Stopping this medicine quickly, or reducing the dose too much at once, may cause uncomfortable symptoms called withdrawal symptoms

These do not mean you are addicted to the medicine - just that your brain has become used to it to control the serotonin levels.

Withdrawal symptoms usually start a few days after stopping the medicine. You can stop taking it safely with your doctor’s help.

  • You will probably get uncomfortable withdrawal symptoms if you stop escitalopram suddenly. It is better to agree stopping with a doctor who will reduce you gradually.
  • These do not mean you are addicted to the medicine - just that your brain has become used to it to control the serotonin levels.

Some of the symptoms you might get include:

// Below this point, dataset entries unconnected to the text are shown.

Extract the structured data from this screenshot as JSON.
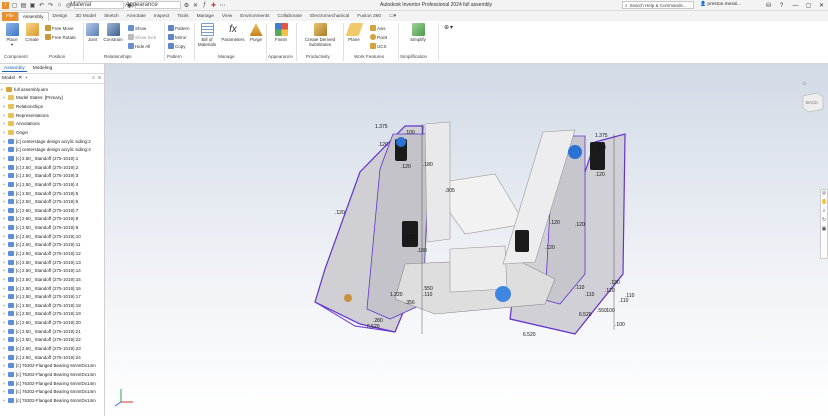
{
  "app": {
    "title": "Autodesk Inventor Professional 2024  full assembly",
    "search_placeholder": "Search Help & Commands...",
    "user": "preston.messi...",
    "material_placeholder": "Material",
    "appearance_placeholder": "Appearance"
  },
  "tabs": [
    "File",
    "Assembly",
    "Design",
    "3D Model",
    "Sketch",
    "Annotate",
    "Inspect",
    "Tools",
    "Manage",
    "View",
    "Environments",
    "Collaborate",
    "Electromechanical",
    "Fusion 360"
  ],
  "ribbon": {
    "place": "Place",
    "create": "Create",
    "free_move": "Free Move",
    "free_rotate": "Free Rotate",
    "joint": "Joint",
    "constrain": "Constrain",
    "show": "Show",
    "show_sick": "Show Sick",
    "hide_all": "Hide All",
    "pattern": "Pattern",
    "mirror": "Mirror",
    "copy": "Copy",
    "bill_of_materials": "Bill of Materials",
    "parameters": "Parameters",
    "purge": "Purge",
    "finish": "Finish",
    "create_derived": "Create Derived Substitutes",
    "plane": "Plane",
    "axis": "Axis",
    "point": "Point",
    "ucs": "UCS",
    "simplify": "Simplify",
    "groups": [
      "Component",
      "Position",
      "Relationships",
      "Pattern",
      "Manage",
      "Appearance",
      "Productivity",
      "Work Features",
      "Simplification"
    ]
  },
  "panel": {
    "tabs": [
      "Assembly",
      "Modeling"
    ],
    "active_tab": "Assembly",
    "sub_title": "Model",
    "root": "full assembly.iam",
    "nodes": [
      "Model States: [Primary]",
      "Relationships",
      "Representations",
      "Annotations",
      "Origin",
      "[c] centerstage design acrylic siding:2",
      "[c] centerstage design acrylic siding:4",
      "[c] 2.50_ Standoff (275-1019):1",
      "[c] 2.50_ Standoff (275-1019):2",
      "[c] 2.50_ Standoff (275-1019):3",
      "[c] 2.50_ Standoff (275-1019):4",
      "[c] 2.50_ Standoff (275-1019):5",
      "[c] 2.50_ Standoff (275-1019):6",
      "[c] 2.50_ Standoff (275-1019):7",
      "[c] 2.50_ Standoff (275-1019):8",
      "[c] 2.50_ Standoff (275-1019):9",
      "[c] 2.50_ Standoff (275-1019):10",
      "[c] 2.50_ Standoff (275-1019):11",
      "[c] 2.50_ Standoff (275-1019):12",
      "[c] 2.50_ Standoff (275-1019):13",
      "[c] 2.50_ Standoff (275-1019):14",
      "[c] 2.50_ Standoff (275-1019):15",
      "[c] 2.50_ Standoff (275-1019):16",
      "[c] 2.50_ Standoff (275-1019):17",
      "[c] 2.50_ Standoff (275-1019):18",
      "[c] 2.50_ Standoff (275-1019):19",
      "[c] 2.50_ Standoff (275-1019):20",
      "[c] 2.50_ Standoff (275-1019):21",
      "[c] 2.50_ Standoff (275-1019):22",
      "[c] 2.50_ Standoff (275-1019):23",
      "[c] 2.50_ Standoff (275-1019):24",
      "[c] 76302-Flanged Bearing 6mmIDx14m",
      "[c] 76302-Flanged Bearing 6mmIDx14m",
      "[c] 76302-Flanged Bearing 6mmIDx14m",
      "[c] 76302-Flanged Bearing 6mmIDx14m",
      "[c] 76302-Flanged Bearing 6mmIDx14m"
    ]
  },
  "viewport": {
    "viewcube_label": "BACK",
    "dimensions": [
      "1.375",
      "1.375",
      ".100",
      ".120",
      ".120",
      ".120",
      ".120",
      ".120",
      ".120",
      ".120",
      ".120",
      ".120",
      ".110",
      ".110",
      ".110",
      ".130",
      ".550",
      ".100",
      "6.520",
      "6.520",
      ".280",
      "1.220",
      ".180",
      ".180",
      "6.520",
      ".110",
      ".120",
      ".110",
      ".005",
      ".356",
      ".550",
      ".100"
    ]
  },
  "colors": {
    "accent": "#1f5fb0",
    "file_tab": "#ec8f2f",
    "sketch_line": "#6633cc"
  }
}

  • dizziness or headaches
  • numbness, ‘pins and needles’ or tingling in hands or feet
  • sleep disturbances (vivid dreams, nightmares, not being able to sleep)
  • burning or ‘electric shock’ feelings in the head, neck and back (spine)
  • feeling anxious, confused or disorientated
  • feeling or being sick, or having loose poo (diarrhoea)
  • sweating (including night sweats) or shaking
  • feeling restless or agitated, or feeling emotional or irritable
  • flu-like symptoms
  • ringing in your ears (tinnitus)
  • problems with your eyes
  • fluttering/pounding heartbeat (palpitations)

Go and speak to your doctor if you have missed a few doses or have decided to stop taking your medication. If you slowly reduce your medication, withdrawal symptoms are less likely to occur.

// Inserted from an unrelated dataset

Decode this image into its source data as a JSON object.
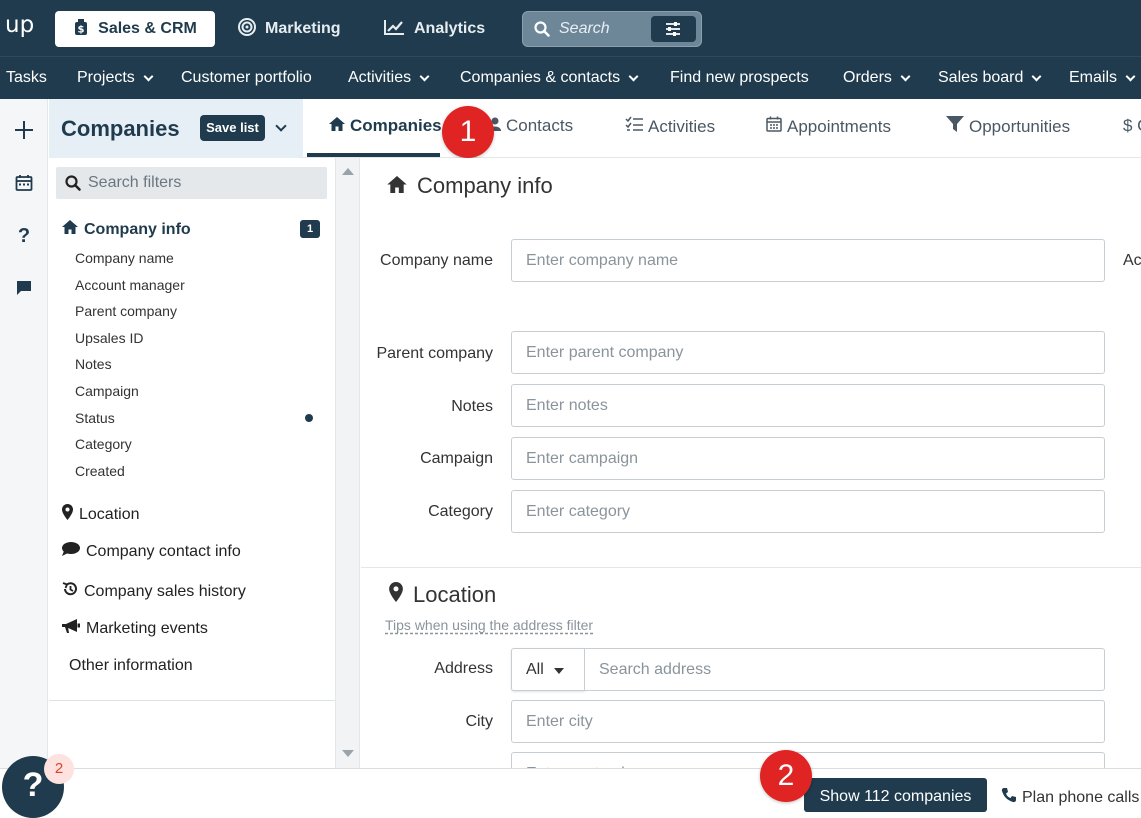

Withdrawal symptoms should stop within 2 weeks. If they do not, or they are stopping you getting on with your life, you might need the help of a doctor.

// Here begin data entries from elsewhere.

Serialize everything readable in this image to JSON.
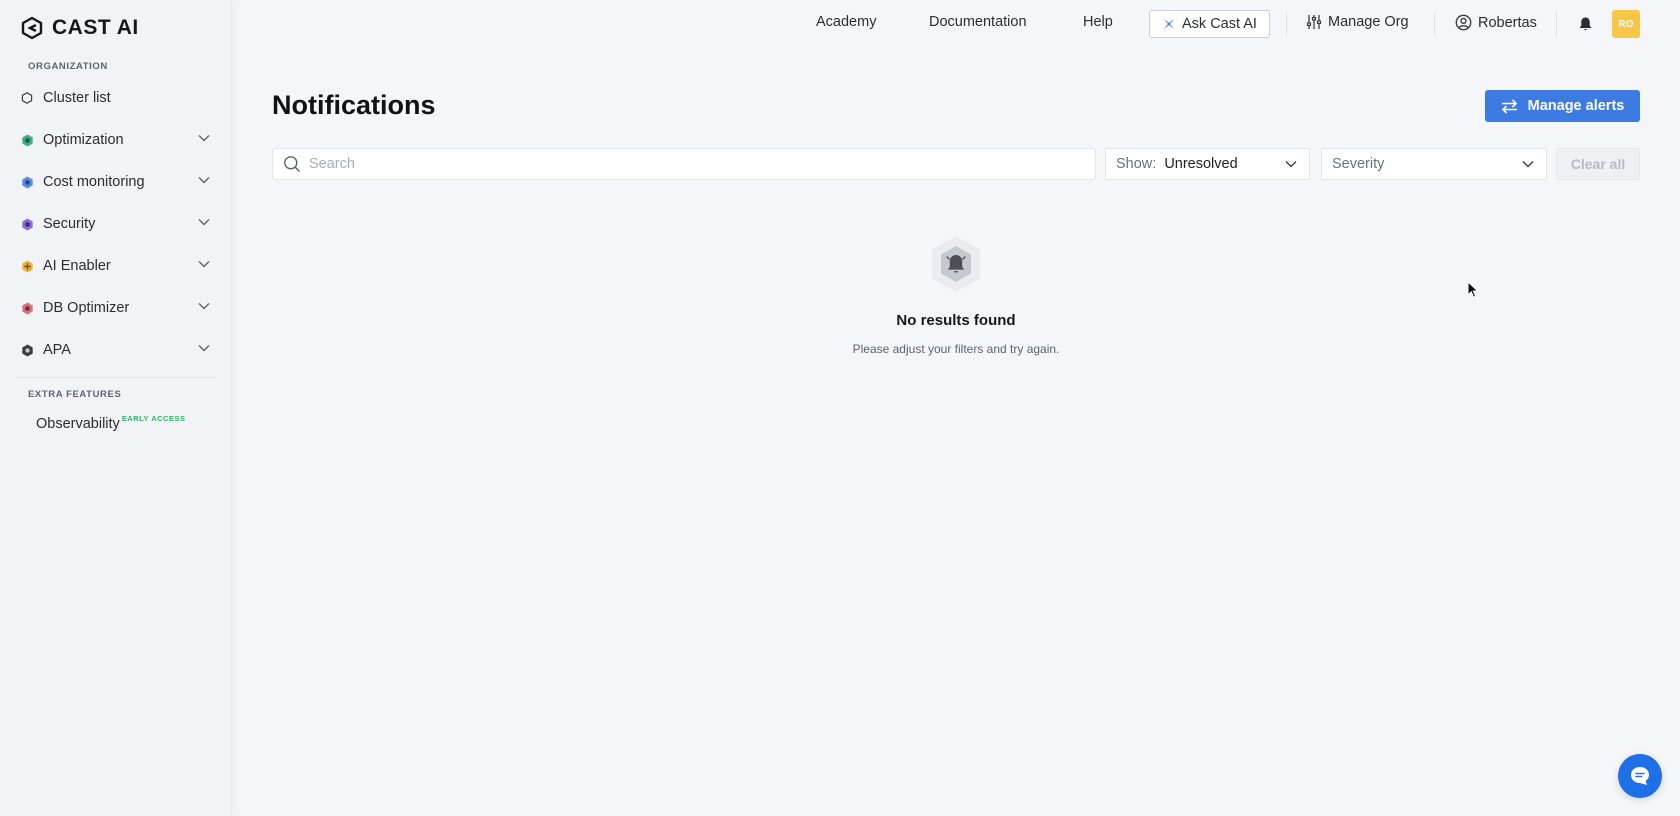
{
  "brand": {
    "name": "CAST AI"
  },
  "sidebar": {
    "organization_label": "ORGANIZATION",
    "items": [
      {
        "label": "Cluster list",
        "icon": "hexagon-outline-icon",
        "expandable": false
      },
      {
        "label": "Optimization",
        "icon": "optimization-icon",
        "expandable": true
      },
      {
        "label": "Cost monitoring",
        "icon": "cost-monitoring-icon",
        "expandable": true
      },
      {
        "label": "Security",
        "icon": "shield-icon",
        "expandable": true
      },
      {
        "label": "AI Enabler",
        "icon": "ai-enabler-icon",
        "expandable": true
      },
      {
        "label": "DB Optimizer",
        "icon": "database-icon",
        "expandable": true
      },
      {
        "label": "APA",
        "icon": "apa-icon",
        "expandable": true
      }
    ],
    "extra_label": "EXTRA FEATURES",
    "extra_items": [
      {
        "label": "Observability",
        "badge": "EARLY ACCESS"
      }
    ]
  },
  "topbar": {
    "links": [
      "Academy",
      "Documentation",
      "Help"
    ],
    "ask_label": "Ask Cast AI",
    "manage_org_label": "Manage Org",
    "user_label": "Robertas",
    "avatar_initials": "RO"
  },
  "main": {
    "title": "Notifications",
    "manage_alerts_label": "Manage alerts",
    "search_placeholder": "Search",
    "show_filter": {
      "label": "Show:",
      "value": "Unresolved"
    },
    "severity_placeholder": "Severity",
    "clear_all_label": "Clear all",
    "empty_state": {
      "title": "No results found",
      "subtitle": "Please adjust your filters and try again."
    }
  },
  "colors": {
    "accent": "#3d7be3",
    "avatar": "#f6c646",
    "badge_green": "#2fb267",
    "chat": "#1f6fe6"
  }
}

If you agree with your doctor to stop the medicine, you will carry on with a lower dose for one to two weeks. This will help reduce your chance of getting withdrawal symptoms.

Reference sources

Search www.medicines.org.uk to find patient information leaflets and prescribing information on escitalopram. The drops are Cipralex brand only. The SmPC lists all the inactive ingredients in the product so you can check against any allergies. If you are still unsure about this then speak to your pharmacist.

  • British National Formulary (BNF) and British National Formulary for children. Download the BNF/BNFC app (blue background) on to your mobile device. No longer available for public access via the web 
  • Taylor D, Barnes T, Young A. Maudsley Prescribing Guidelines in Psychiatry, 13th edition. Oxford: John Wiley & Sons, May 2018. ISBN: 978-1-119-44260-8
  • Royal Pharmaceutical Society. Medicines Ethics and Practice (42nd edition). London: RPS, 2018. Standards for pharmacists to work to. It is not a free publication
  • World Anti Doping Agency WADA Prohibited List https://www.wada-ama.org/en/resources/science-medicine/prohibited-list-documents 
  • Choiceandmedication; an independent source of information on many mental health conditions and their medicines with easy to read fact sheets www.choiceandmedication.org Personal subscriptions to download the app available for £1 per month (with proportionate discounts for longer periods) but your local mental health Trust may subscribe and provide information sheets for free.
  • Best Use of Medicines in Pregnancy (BUMPS). Information sheets on drugs in pregnancy http://www.medicinesinpregnancy.org/ 
  • Drugs and Lactation Database (LactMed). Information on drugs in breastfeeding https://toxnet.nlm.nih.gov/newtoxnet/lactmed.htm